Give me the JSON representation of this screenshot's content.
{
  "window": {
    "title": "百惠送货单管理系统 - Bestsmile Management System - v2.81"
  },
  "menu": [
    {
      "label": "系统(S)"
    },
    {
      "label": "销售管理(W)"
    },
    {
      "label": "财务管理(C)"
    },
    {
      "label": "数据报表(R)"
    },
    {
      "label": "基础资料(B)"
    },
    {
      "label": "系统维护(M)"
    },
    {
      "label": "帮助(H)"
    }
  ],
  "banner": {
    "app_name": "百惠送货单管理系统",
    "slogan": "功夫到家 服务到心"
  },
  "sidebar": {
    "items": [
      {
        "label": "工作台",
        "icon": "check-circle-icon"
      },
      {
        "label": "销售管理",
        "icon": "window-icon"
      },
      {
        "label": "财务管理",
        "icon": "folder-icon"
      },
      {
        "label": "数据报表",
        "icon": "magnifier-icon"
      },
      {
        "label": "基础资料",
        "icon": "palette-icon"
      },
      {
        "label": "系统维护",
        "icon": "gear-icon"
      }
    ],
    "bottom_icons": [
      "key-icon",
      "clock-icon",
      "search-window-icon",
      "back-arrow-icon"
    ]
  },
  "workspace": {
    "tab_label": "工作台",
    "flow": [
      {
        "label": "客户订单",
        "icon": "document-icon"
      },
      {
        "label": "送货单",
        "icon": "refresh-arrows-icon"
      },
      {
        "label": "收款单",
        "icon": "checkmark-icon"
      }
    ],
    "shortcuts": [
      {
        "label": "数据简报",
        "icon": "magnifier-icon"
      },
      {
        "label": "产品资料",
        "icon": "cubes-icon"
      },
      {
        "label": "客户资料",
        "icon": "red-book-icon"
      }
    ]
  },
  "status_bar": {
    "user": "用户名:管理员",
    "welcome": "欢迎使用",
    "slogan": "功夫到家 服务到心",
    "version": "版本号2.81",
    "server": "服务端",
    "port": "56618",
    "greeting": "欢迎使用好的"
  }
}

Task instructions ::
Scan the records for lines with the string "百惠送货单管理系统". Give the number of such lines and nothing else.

Expected output ::
2